“Heri Adventist Hospital.” Accessed on March 23, 2020.

Heri Adventist Hospital. Miaka 40 ya Huduma 1947-1987. Morogoro, Tanzania Adventist Press, 1987.

“Heri Nursing School.” Accessed on March 23, 2020.

Hoeschele, Stefan. Christian Remnant-African Folk Church: Seventh-day Adventism in Tanzania, 1903-1980. Leiden, Brill Publishers, 2007.

Seventh-day Adventist Encyclopedia. Washington, D.C. Review and Herald Publishing Association, 1976. S.v. “Heri Mission Hospital,” “Tanzania.”


  1. Efford Pugutu, interview by author, Munanila, June 10, 2017.

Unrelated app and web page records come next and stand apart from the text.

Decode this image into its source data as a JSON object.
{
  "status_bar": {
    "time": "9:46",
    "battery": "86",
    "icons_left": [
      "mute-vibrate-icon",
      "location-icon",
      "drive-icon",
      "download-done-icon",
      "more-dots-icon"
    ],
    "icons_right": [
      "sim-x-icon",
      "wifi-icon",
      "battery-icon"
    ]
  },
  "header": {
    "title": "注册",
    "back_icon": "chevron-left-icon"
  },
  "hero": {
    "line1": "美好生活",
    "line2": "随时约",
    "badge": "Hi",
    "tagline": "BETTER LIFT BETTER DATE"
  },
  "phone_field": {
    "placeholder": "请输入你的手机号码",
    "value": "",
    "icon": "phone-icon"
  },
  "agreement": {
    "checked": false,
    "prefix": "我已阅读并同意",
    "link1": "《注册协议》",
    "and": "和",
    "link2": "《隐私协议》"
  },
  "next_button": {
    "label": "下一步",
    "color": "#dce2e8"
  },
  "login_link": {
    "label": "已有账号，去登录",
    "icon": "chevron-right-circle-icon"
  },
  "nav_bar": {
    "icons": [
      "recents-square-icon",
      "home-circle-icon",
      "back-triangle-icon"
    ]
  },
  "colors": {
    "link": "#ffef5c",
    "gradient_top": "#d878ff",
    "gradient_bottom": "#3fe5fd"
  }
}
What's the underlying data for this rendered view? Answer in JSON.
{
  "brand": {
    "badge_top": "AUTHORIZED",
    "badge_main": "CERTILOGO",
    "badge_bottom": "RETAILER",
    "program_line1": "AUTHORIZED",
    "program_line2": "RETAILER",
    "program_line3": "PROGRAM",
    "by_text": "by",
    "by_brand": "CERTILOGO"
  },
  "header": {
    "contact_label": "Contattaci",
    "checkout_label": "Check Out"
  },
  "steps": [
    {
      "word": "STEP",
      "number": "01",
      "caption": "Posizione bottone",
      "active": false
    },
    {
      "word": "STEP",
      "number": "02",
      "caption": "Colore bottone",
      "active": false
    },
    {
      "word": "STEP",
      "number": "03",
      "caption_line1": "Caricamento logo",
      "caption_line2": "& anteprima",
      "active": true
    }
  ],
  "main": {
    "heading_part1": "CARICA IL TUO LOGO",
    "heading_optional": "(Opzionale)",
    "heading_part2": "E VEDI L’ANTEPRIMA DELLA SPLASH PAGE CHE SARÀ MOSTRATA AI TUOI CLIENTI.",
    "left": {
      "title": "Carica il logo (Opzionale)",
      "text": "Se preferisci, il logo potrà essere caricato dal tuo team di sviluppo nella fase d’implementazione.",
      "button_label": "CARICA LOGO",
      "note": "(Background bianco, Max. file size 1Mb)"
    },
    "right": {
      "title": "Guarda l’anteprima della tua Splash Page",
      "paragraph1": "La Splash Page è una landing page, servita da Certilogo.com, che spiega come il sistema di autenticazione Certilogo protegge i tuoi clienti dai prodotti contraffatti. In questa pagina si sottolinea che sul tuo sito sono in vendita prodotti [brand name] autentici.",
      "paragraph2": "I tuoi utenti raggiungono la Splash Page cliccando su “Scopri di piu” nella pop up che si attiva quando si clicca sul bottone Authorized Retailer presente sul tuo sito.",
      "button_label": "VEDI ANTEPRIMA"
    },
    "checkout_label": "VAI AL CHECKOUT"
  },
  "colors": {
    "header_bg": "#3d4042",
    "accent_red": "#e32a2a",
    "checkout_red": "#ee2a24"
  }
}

  2. Seventh-day Adventist Encyclopedia (1976), s.v. “Heri Mission Hospital.”

  3. “Heri Adventist Hospital,” accessed on March 23, 2020,

  4. Jacob Kagize, interview by author, Munanila, June 5, 2017.

  5. Ibid.

  6. Stanley Champanda, interview by author, Heri-Munanila, March 17, 2020.

  7. Jacob Kagize, interview by author, Munanila, June 5, 2017.

  8. Ibid.

  9. Stanley Champanda, interview by author, Heri-Munanila, March 17, 2020.

  10. Jacob Kagize, interview by author, Munanila, June 5, 2017.

  11. Seventh-day Adventist Encyclopedia (1976), s.v. “Heri Mission Hospital.”

  12. “Heri Adventist Hospital,” accessed on March 23, 2020,

  13. Heri Adventist Hospital, Miaka 40 ya Huduma 1947-1987 (Morogoro, Tanzania Adventist Press, 1987), 8-9.

  14. Ibid.

  15. Seventh-day Adventist Encyclopedia (1976), s.v. “Tanzania.”

  16. Stanley Champanda, interview by author, Heri-Munanila, March 17, 2020.

  17. Ibid.

  18. “Heri Adventist Hospital,” accessed on March 23, 2020,

  19. Faraja Ernest, interview by author, Heri Hospital, March 19, 2020.

  20. Muze Malongoza, interview by author, Heri Hospital, March 17, 2020.

  21. Ibid.

  22. Heri Adventist Hospital, Miaka 40 ya Huduma 1947-1987, 10.

  23. Ibid.

  24. “Heri Nursing School,” accessed on March 23, 2020,

  25. Stefan Hoeschele, Christian Remnant-African Folk Church: Seventh-day Adventism in Tanzania, 1903-1980, (Leiden, Brill Publishers, 2007), 346.

  26. Heri Adventist Hospital, Miaka 40 ya Huduma 1947-1987, 19.

  27. Jacob Kagize, interview by author, Munanila, June 5, 2017.

  28. Heri Adventist Hospital, Miaka 40 ya Huduma 1947-1987 (Morogoro, Tanzania Adventist Press, 1987), 18.

  29. Ibid., 19.

  30. Emmanuel Bulabo, interview by author, Heri Hospital, March 19, 2020.


Mangosongo, Fulgence. "Heri Adventist Hospital." Encyclopedia of Seventh-day Adventists. April 28, 2021. Accessed June 20, 2021.

Mangosongo, Fulgence. "Heri Adventist Hospital." Encyclopedia of Seventh-day Adventists. April 28, 2021. Date of access June 20, 2021,

Mangosongo, Fulgence (2021, April 28). Heri Adventist Hospital. Encyclopedia of Seventh-day Adventists. Retrieved June 20, 2021,